[Start of section]
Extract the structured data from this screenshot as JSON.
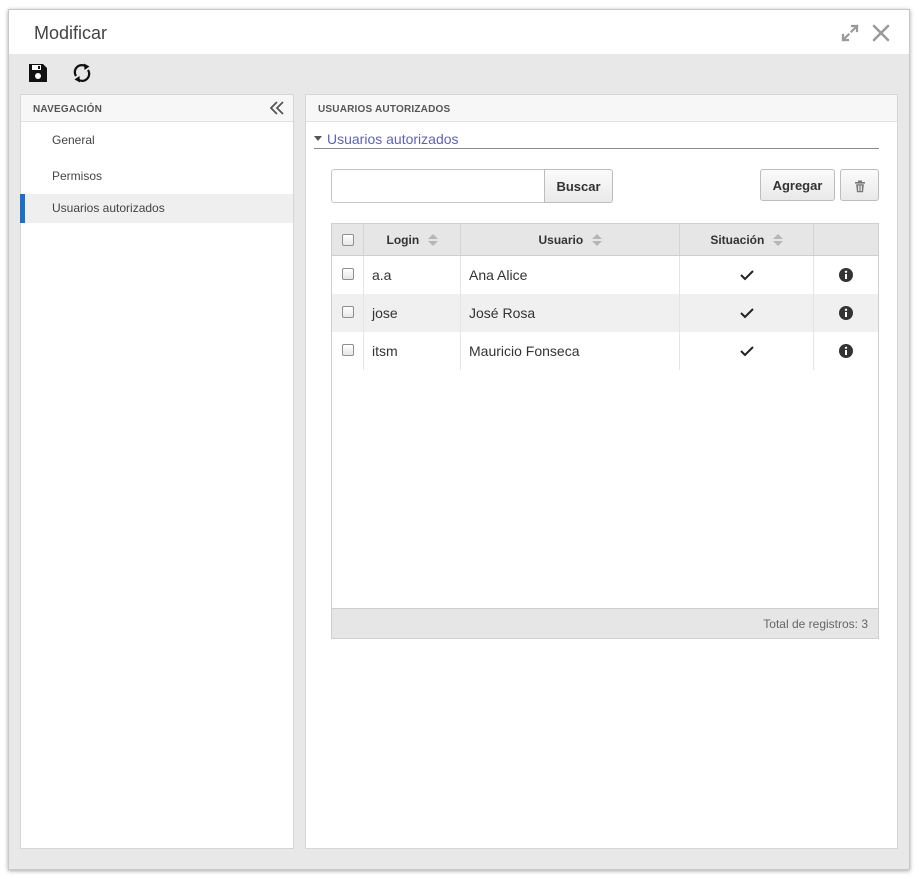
{
  "window": {
    "title": "Modificar"
  },
  "nav": {
    "header": "NAVEGACIÓN",
    "items": [
      {
        "label": "General",
        "active": false
      },
      {
        "label": "Permisos",
        "active": false
      },
      {
        "label": "Usuarios autorizados",
        "active": true
      }
    ]
  },
  "main": {
    "header": "USUARIOS AUTORIZADOS",
    "section_title": "Usuarios autorizados",
    "search": {
      "value": "",
      "button_label": "Buscar"
    },
    "add_label": "Agregar",
    "grid": {
      "columns": [
        "Login",
        "Usuario",
        "Situación"
      ],
      "rows": [
        {
          "login": "a.a",
          "usuario": "Ana Alice",
          "situacion": "check"
        },
        {
          "login": "jose",
          "usuario": "José Rosa",
          "situacion": "check"
        },
        {
          "login": "itsm",
          "usuario": "Mauricio Fonseca",
          "situacion": "check"
        }
      ],
      "footer": "Total de registros: 3"
    }
  },
  "colors": {
    "accent": "#1f6fc5",
    "link": "#5f63b4"
  }
}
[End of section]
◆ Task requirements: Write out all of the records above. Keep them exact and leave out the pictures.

◆ Written response:
Extract the structured data from this screenshot as JSON.
{
  "window": {
    "title": "Modificar"
  },
  "nav": {
    "header": "NAVEGACIÓN",
    "items": [
      {
        "label": "General",
        "active": false
      },
      {
        "label": "Permisos",
        "active": false
      },
      {
        "label": "Usuarios autorizados",
        "active": true
      }
    ]
  },
  "main": {
    "header": "USUARIOS AUTORIZADOS",
    "section_title": "Usuarios autorizados",
    "search": {
      "value": "",
      "button_label": "Buscar"
    },
    "add_label": "Agregar",
    "grid": {
      "columns": [
        "Login",
        "Usuario",
        "Situación"
      ],
      "rows": [
        {
          "login": "a.a",
          "usuario": "Ana Alice",
          "situacion": "check"
        },
        {
          "login": "jose",
          "usuario": "José Rosa",
          "situacion": "check"
        },
        {
          "login": "itsm",
          "usuario": "Mauricio Fonseca",
          "situacion": "check"
        }
      ],
      "footer": "Total de registros: 3"
    }
  },
  "colors": {
    "accent": "#1f6fc5",
    "link": "#5f63b4"
  }
}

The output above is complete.